Or have a boyfriend.
Instead, you are complaining about no-good men, working your life away and nursing an affinity for self-pleasure.
Correction: misguided feminism.
Professionally, feminism has done wonders creating opportunities for women to flourish in the workplace. Many of us are entrepreneurs or climbing the ranks at a Fortune 500 company, inching closer to equal pay. Socially, we have gained complete control over our bodies. Thanks to birth control, sex doesn’t guarantee nine months standing barefoot and pregnant. We have the option of planning for motherhood and limiting family size.

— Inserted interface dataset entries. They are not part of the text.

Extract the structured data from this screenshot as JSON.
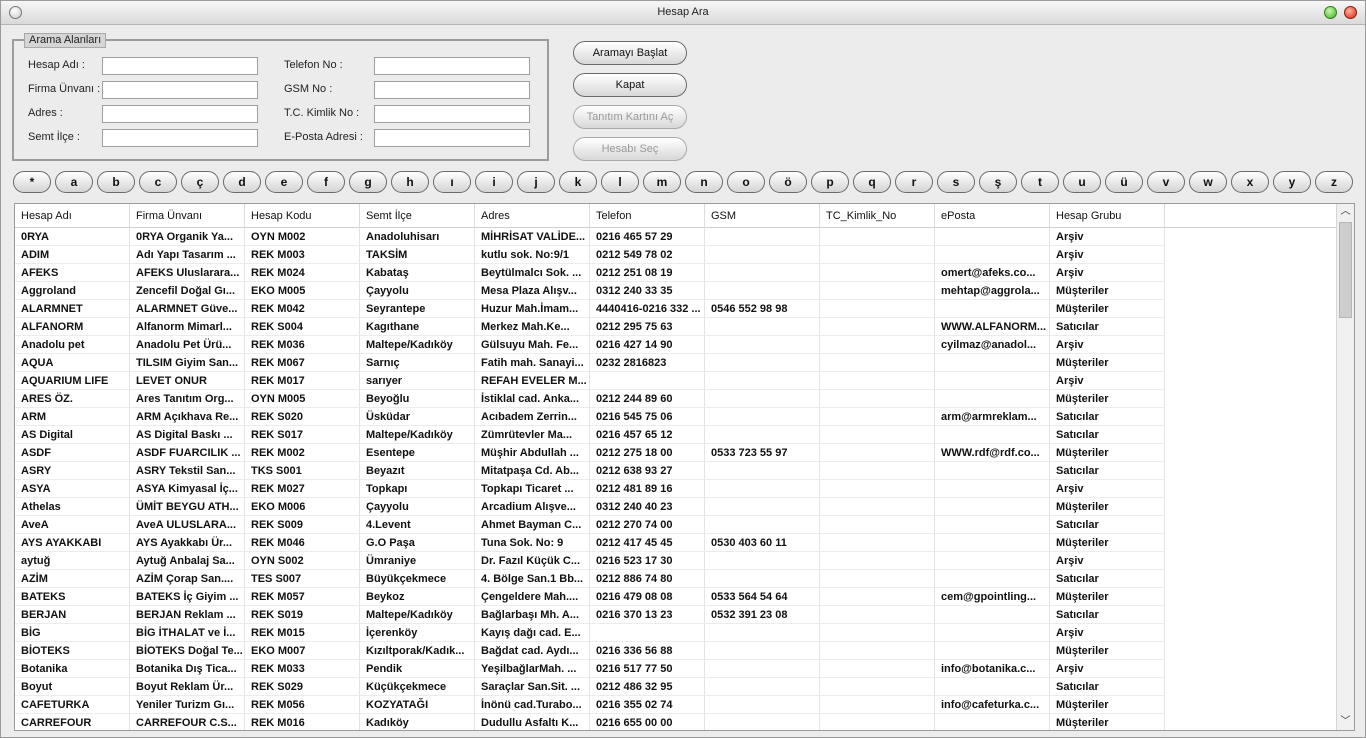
{
  "window": {
    "title": "Hesap Ara"
  },
  "search": {
    "group_title": "Arama Alanları",
    "fields": [
      {
        "label": "Hesap Adı :",
        "value": ""
      },
      {
        "label": "Firma Ünvanı :",
        "value": ""
      },
      {
        "label": "Adres :",
        "value": ""
      },
      {
        "label": "Semt İlçe :",
        "value": ""
      },
      {
        "label": "Telefon No :",
        "value": ""
      },
      {
        "label": "GSM No :",
        "value": ""
      },
      {
        "label": "T.C. Kimlik No :",
        "value": ""
      },
      {
        "label": "E-Posta Adresi :",
        "value": ""
      }
    ]
  },
  "buttons": {
    "start_search": "Aramayı Başlat",
    "close": "Kapat",
    "open_card": "Tanıtım Kartını Aç",
    "select_account": "Hesabı Seç"
  },
  "letters": [
    "*",
    "a",
    "b",
    "c",
    "ç",
    "d",
    "e",
    "f",
    "g",
    "h",
    "ı",
    "i",
    "j",
    "k",
    "l",
    "m",
    "n",
    "o",
    "ö",
    "p",
    "q",
    "r",
    "s",
    "ş",
    "t",
    "u",
    "ü",
    "v",
    "w",
    "x",
    "y",
    "z"
  ],
  "table": {
    "columns": [
      "Hesap Adı",
      "Firma Ünvanı",
      "Hesap Kodu",
      "Semt İlçe",
      "Adres",
      "Telefon",
      "GSM",
      "TC_Kimlik_No",
      "ePosta",
      "Hesap Grubu"
    ],
    "rows": [
      [
        "0RYA",
        "0RYA Organik Ya...",
        "OYN M002",
        "Anadoluhisarı",
        "MİHRİSAT VALİDE...",
        "0216 465 57 29",
        "",
        "",
        "",
        "Arşiv"
      ],
      [
        "ADIM",
        "Adı Yapı Tasarım ...",
        "REK M003",
        "TAKSİM",
        "kutlu sok. No:9/1",
        "0212 549 78 02",
        "",
        "",
        "",
        "Arşiv"
      ],
      [
        "AFEKS",
        "AFEKS Uluslarara...",
        "REK M024",
        "Kabataş",
        "Beytülmalcı Sok. ...",
        "0212 251 08 19",
        "",
        "",
        "omert@afeks.co...",
        "Arşiv"
      ],
      [
        "Aggroland",
        "Zencefil Doğal Gı...",
        "EKO M005",
        "Çayyolu",
        "Mesa Plaza Alışv...",
        "0312 240 33 35",
        "",
        "",
        "mehtap@aggrola...",
        "Müşteriler"
      ],
      [
        "ALARMNET",
        "ALARMNET Güve...",
        "REK M042",
        "Seyrantepe",
        "Huzur Mah.İmam...",
        "4440416-0216 332 ...",
        "0546 552 98 98",
        "",
        "",
        "Müşteriler"
      ],
      [
        "ALFANORM",
        "Alfanorm Mimarl...",
        "REK S004",
        "Kagıthane",
        "Merkez Mah.Ke...",
        "0212 295 75 63",
        "",
        "",
        "WWW.ALFANORM...",
        "Satıcılar"
      ],
      [
        "Anadolu pet",
        "Anadolu Pet Ürü...",
        "REK M036",
        "Maltepe/Kadıköy",
        "Gülsuyu Mah. Fe...",
        "0216 427 14 90",
        "",
        "",
        "cyilmaz@anadol...",
        "Arşiv"
      ],
      [
        "AQUA",
        "TILSIM Giyim San...",
        "REK M067",
        "Sarnıç",
        "Fatih mah. Sanayi...",
        "0232 2816823",
        "",
        "",
        "",
        "Müşteriler"
      ],
      [
        "AQUARIUM LIFE",
        "LEVET ONUR",
        "REK M017",
        "sarıyer",
        "REFAH EVELER M...",
        "",
        "",
        "",
        "",
        "Arşiv"
      ],
      [
        "ARES ÖZ.",
        "Ares Tanıtım Org...",
        "OYN M005",
        "Beyoğlu",
        "İstiklal cad. Anka...",
        "0212 244 89 60",
        "",
        "",
        "",
        "Müşteriler"
      ],
      [
        "ARM",
        "ARM Açıkhava Re...",
        "REK S020",
        "Üsküdar",
        "Acıbadem Zerrin...",
        "0216 545 75 06",
        "",
        "",
        "arm@armreklam...",
        "Satıcılar"
      ],
      [
        "AS Digital",
        "AS Digital Baskı ...",
        "REK S017",
        "Maltepe/Kadıköy",
        "Zümrütevler Ma...",
        "0216 457 65 12",
        "",
        "",
        "",
        "Satıcılar"
      ],
      [
        "ASDF",
        "ASDF FUARCILIK ...",
        "REK M002",
        "Esentepe",
        "Müşhir Abdullah ...",
        "0212 275 18 00",
        "0533 723 55 97",
        "",
        "WWW.rdf@rdf.co...",
        "Müşteriler"
      ],
      [
        "ASRY",
        "ASRY Tekstil San...",
        "TKS S001",
        "Beyazıt",
        "Mitatpaşa Cd. Ab...",
        "0212 638 93 27",
        "",
        "",
        "",
        "Satıcılar"
      ],
      [
        "ASYA",
        "ASYA Kimyasal İç...",
        "REK M027",
        "Topkapı",
        "Topkapı Ticaret ...",
        "0212 481 89 16",
        "",
        "",
        "",
        "Arşiv"
      ],
      [
        "Athelas",
        "ÜMİT BEYGU ATH...",
        "EKO M006",
        "Çayyolu",
        "Arcadium Alışve...",
        "0312 240 40 23",
        "",
        "",
        "",
        "Müşteriler"
      ],
      [
        "AveA",
        "AveA ULUSLARA...",
        "REK S009",
        "4.Levent",
        "Ahmet Bayman C...",
        "0212 270 74 00",
        "",
        "",
        "",
        "Satıcılar"
      ],
      [
        "AYS AYAKKABI",
        "AYS Ayakkabı Ür...",
        "REK M046",
        "G.O Paşa",
        "Tuna Sok. No: 9",
        "0212 417 45 45",
        "0530 403 60 11",
        "",
        "",
        "Müşteriler"
      ],
      [
        "aytuğ",
        "Aytuğ Anbalaj Sa...",
        "OYN S002",
        "Ümraniye",
        "Dr. Fazıl Küçük C...",
        "0216 523 17 30",
        "",
        "",
        "",
        "Arşiv"
      ],
      [
        "AZİM",
        "AZİM Çorap San....",
        "TES S007",
        "Büyükçekmece",
        "4. Bölge San.1 Bb...",
        "0212 886 74 80",
        "",
        "",
        "",
        "Satıcılar"
      ],
      [
        "BATEKS",
        "BATEKS İç Giyim ...",
        "REK M057",
        "Beykoz",
        "Çengeldere Mah....",
        "0216 479 08 08",
        "0533 564 54 64",
        "",
        "cem@gpointling...",
        "Müşteriler"
      ],
      [
        "BERJAN",
        "BERJAN Reklam ...",
        "REK S019",
        "Maltepe/Kadıköy",
        "Bağlarbaşı Mh. A...",
        "0216 370 13 23",
        "0532 391 23 08",
        "",
        "",
        "Satıcılar"
      ],
      [
        "BİG",
        "BİG İTHALAT ve İ...",
        "REK M015",
        "İçerenköy",
        "Kayış dağı cad. E...",
        "",
        "",
        "",
        "",
        "Arşiv"
      ],
      [
        "BİOTEKS",
        "BİOTEKS Doğal Te...",
        "EKO M007",
        "Kızıltporak/Kadık...",
        "Bağdat cad. Aydı...",
        "0216 336 56 88",
        "",
        "",
        "",
        "Müşteriler"
      ],
      [
        "Botanika",
        "Botanika Dış Tica...",
        "REK M033",
        "Pendik",
        "YeşilbağlarMah. ...",
        "0216 517 77 50",
        "",
        "",
        "info@botanika.c...",
        "Arşiv"
      ],
      [
        "Boyut",
        "Boyut Reklam Ür...",
        "REK S029",
        "Küçükçekmece",
        "Saraçlar San.Sit. ...",
        "0212 486 32 95",
        "",
        "",
        "",
        "Satıcılar"
      ],
      [
        "CAFETURKA",
        "Yeniler Turizm Gı...",
        "REK M056",
        "KOZYATAĞI",
        "İnönü cad.Turabo...",
        "0216 355 02 74",
        "",
        "",
        "info@cafeturka.c...",
        "Müşteriler"
      ],
      [
        "CARREFOUR",
        "CARREFOUR   C.S...",
        "REK M016",
        "Kadıköy",
        "Dudullu Asfaltı K...",
        "0216 655 00 00",
        "",
        "",
        "",
        "Müşteriler"
      ]
    ]
  }
}
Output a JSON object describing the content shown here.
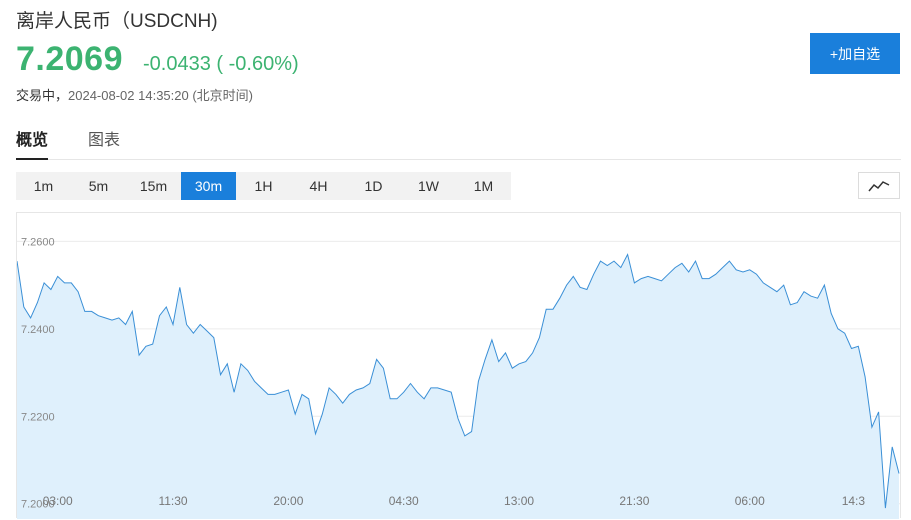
{
  "header": {
    "title": "离岸人民币（USDCNH)",
    "price": "7.2069",
    "change": "-0.0433",
    "change_pct": "( -0.60%)",
    "status_label": "交易中，",
    "timestamp": "2024-08-02 14:35:20 (北京时间)",
    "add_button_label": "+加自选"
  },
  "tabs": [
    {
      "label": "概览",
      "active": true
    },
    {
      "label": "图表",
      "active": false
    }
  ],
  "intervals": [
    {
      "label": "1m",
      "active": false
    },
    {
      "label": "5m",
      "active": false
    },
    {
      "label": "15m",
      "active": false
    },
    {
      "label": "30m",
      "active": true
    },
    {
      "label": "1H",
      "active": false
    },
    {
      "label": "4H",
      "active": false
    },
    {
      "label": "1D",
      "active": false
    },
    {
      "label": "1W",
      "active": false
    },
    {
      "label": "1M",
      "active": false
    }
  ],
  "chart_type_icon": "line-chart-icon",
  "colors": {
    "accent": "#1a7fdb",
    "up_down": "#3cb371",
    "line": "#3a8fd6",
    "fill": "#dff0fc"
  },
  "chart_data": {
    "type": "area",
    "y_ticks": [
      "7.2600",
      "7.2400",
      "7.2200",
      "7.2000"
    ],
    "y_tick_values": [
      7.26,
      7.24,
      7.22,
      7.2
    ],
    "x_ticks": [
      "03:00",
      "11:30",
      "20:00",
      "04:30",
      "13:00",
      "21:30",
      "06:00",
      "14:3"
    ],
    "x_tick_index": [
      6,
      23,
      40,
      57,
      74,
      91,
      108,
      125
    ],
    "ylim": [
      7.1965,
      7.2665
    ],
    "grid": true,
    "values": [
      7.2555,
      7.245,
      7.2425,
      7.246,
      7.2505,
      7.249,
      7.252,
      7.2505,
      7.2505,
      7.2485,
      7.244,
      7.244,
      7.243,
      7.2425,
      7.242,
      7.2425,
      7.241,
      7.244,
      7.234,
      7.236,
      7.2365,
      7.243,
      7.245,
      7.241,
      7.2495,
      7.241,
      7.239,
      7.241,
      7.2395,
      7.238,
      7.2295,
      7.232,
      7.2255,
      7.232,
      7.2305,
      7.228,
      7.2265,
      7.225,
      7.225,
      7.2255,
      7.226,
      7.2205,
      7.225,
      7.224,
      7.216,
      7.2205,
      7.2265,
      7.225,
      7.223,
      7.225,
      7.226,
      7.2265,
      7.2275,
      7.233,
      7.231,
      7.224,
      7.224,
      7.2255,
      7.2275,
      7.2255,
      7.224,
      7.2265,
      7.2265,
      7.226,
      7.2255,
      7.2195,
      7.2155,
      7.2165,
      7.228,
      7.233,
      7.2375,
      7.2325,
      7.2345,
      7.231,
      7.232,
      7.2325,
      7.2345,
      7.238,
      7.2445,
      7.2445,
      7.247,
      7.25,
      7.252,
      7.2495,
      7.249,
      7.2525,
      7.2555,
      7.2545,
      7.2555,
      7.254,
      7.257,
      7.2505,
      7.2515,
      7.252,
      7.2515,
      7.251,
      7.2525,
      7.254,
      7.255,
      7.253,
      7.2555,
      7.2515,
      7.2515,
      7.2525,
      7.254,
      7.2555,
      7.2535,
      7.253,
      7.2535,
      7.2525,
      7.2505,
      7.2495,
      7.2485,
      7.25,
      7.2455,
      7.246,
      7.2485,
      7.2475,
      7.247,
      7.25,
      7.2435,
      7.24,
      7.239,
      7.2355,
      7.236,
      7.229,
      7.2175,
      7.221,
      7.199,
      7.213,
      7.2069
    ]
  }
}
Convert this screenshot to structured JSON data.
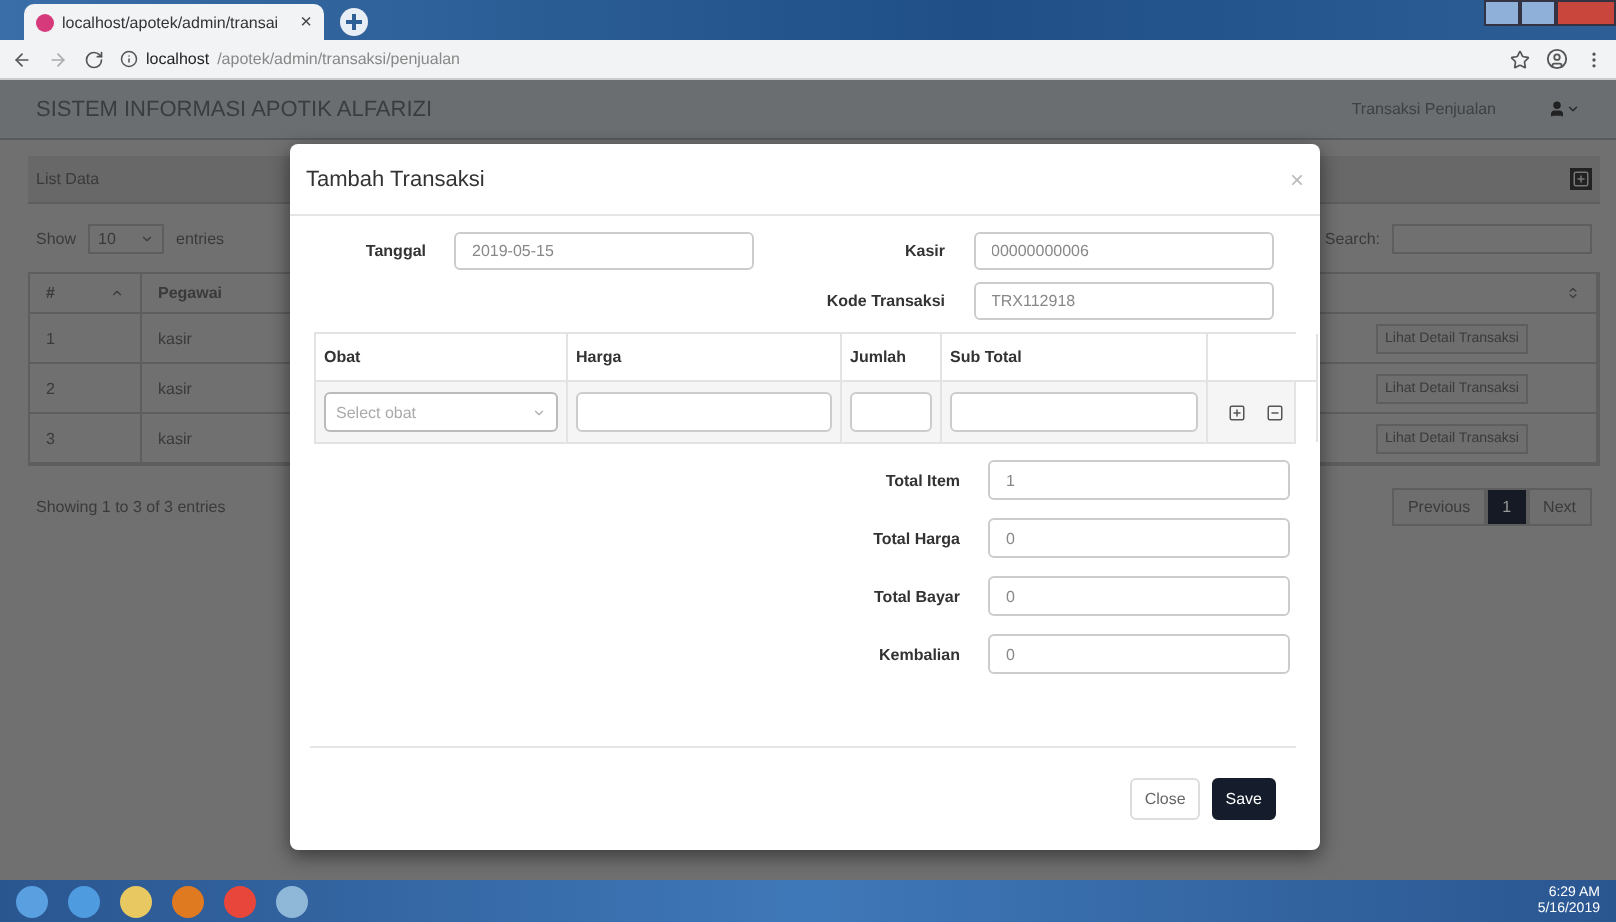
{
  "browser": {
    "tab_title": "localhost/apotek/admin/transai",
    "tab_close": "×",
    "url_host": "localhost",
    "url_path": "/apotek/admin/transaksi/penjualan"
  },
  "page": {
    "brand": "SISTEM INFORMASI APOTIK ALFARIZI",
    "nav_link": "Transaksi Penjualan",
    "panel_title": "List Data",
    "show_label": "Show",
    "entries_value": "10",
    "entries_label": "entries",
    "search_label": "Search:",
    "columns": [
      "#",
      "Pegawai"
    ],
    "rows": [
      {
        "number": "1",
        "pegawai": "kasir",
        "action": "Lihat Detail Transaksi"
      },
      {
        "number": "2",
        "pegawai": "kasir",
        "action": "Lihat Detail Transaksi"
      },
      {
        "number": "3",
        "pegawai": "kasir",
        "action": "Lihat Detail Transaksi"
      }
    ],
    "info": "Showing 1 to 3 of 3 entries",
    "pagination": [
      {
        "label": "Previous",
        "selected": false
      },
      {
        "label": "1",
        "selected": true
      },
      {
        "label": "Next",
        "selected": false
      }
    ]
  },
  "modal": {
    "title": "Tambah Transaksi",
    "close": "×",
    "left_fields": [
      {
        "label": "Tanggal",
        "value": "2019-05-15"
      }
    ],
    "right_fields": [
      {
        "label": "Kasir",
        "value": "00000000006"
      },
      {
        "label": "Kode Transaksi",
        "value": "TRX112918"
      }
    ],
    "columns": [
      "Obat",
      "Harga",
      "Jumlah",
      "Sub Total"
    ],
    "select_placeholder": "Select obat",
    "totals": [
      {
        "label": "Total Item",
        "value": "1"
      },
      {
        "label": "Total Harga",
        "value": "0"
      },
      {
        "label": "Total Bayar",
        "value": "0"
      },
      {
        "label": "Kembalian",
        "value": "0"
      }
    ],
    "buttons": [
      {
        "label": "Close",
        "kind": "secondary"
      },
      {
        "label": "Save",
        "kind": "primary"
      }
    ]
  },
  "taskbar": {
    "time": "6:29 AM",
    "date": "5/16/2019"
  }
}
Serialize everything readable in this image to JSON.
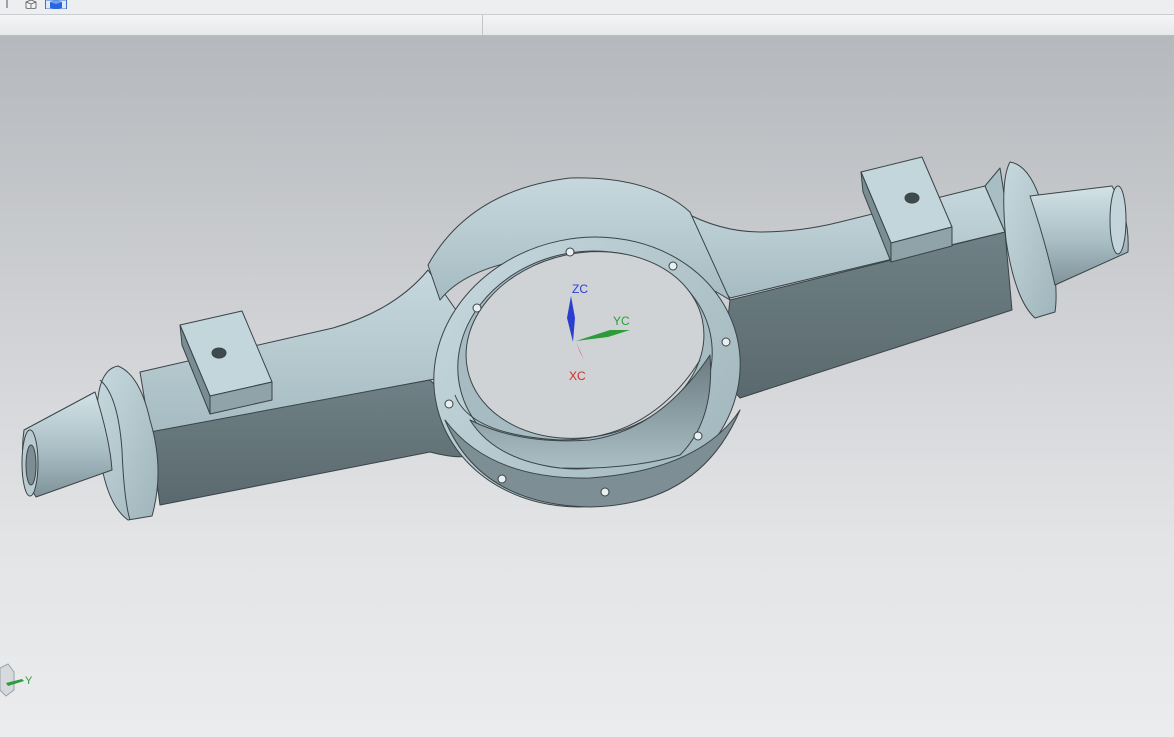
{
  "window": {
    "status_left": "",
    "status_right": ""
  },
  "toolbar": {
    "icons": [
      "wireframe-cube-icon",
      "shaded-cube-icon"
    ]
  },
  "viewport": {
    "model": "axle-housing",
    "wcs_axes": {
      "z_label": "ZC",
      "y_label": "YC",
      "x_label": "XC"
    },
    "view_triad": {
      "y_label": "Y"
    }
  },
  "colors": {
    "x_axis": "#d42a2a",
    "y_axis": "#2e9b3a",
    "z_axis": "#2a3fd1",
    "body_light": "#b7ccd2",
    "body_dark": "#637378",
    "edge": "#3a4448"
  }
}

Though it has been a source for economic trajectory and independence, feminism has also taken a toll on our love lives. A surge of scorned baby-mamas, bitter divorcées and those plagued by daddy-issues propagate singlism and wear their “mule” title as a badge of honor.
Much of the abrasiveness, attitude and other testosterone-driven antics that run good men away are products of feminism gone wrong. And, it is to blame for many of the single, black female’s woes. Here’s how:
The blogosphere has introduced many folks to self-proclaimed feminists, perhaps for the first time. However, to truly understand the concepts of feminism and womanism and why these passionate and outspoken men and women attach these titles to themselves, we advise that your hit your local library, bookstore (or e-book store) for some research. Here are five great books to get you started: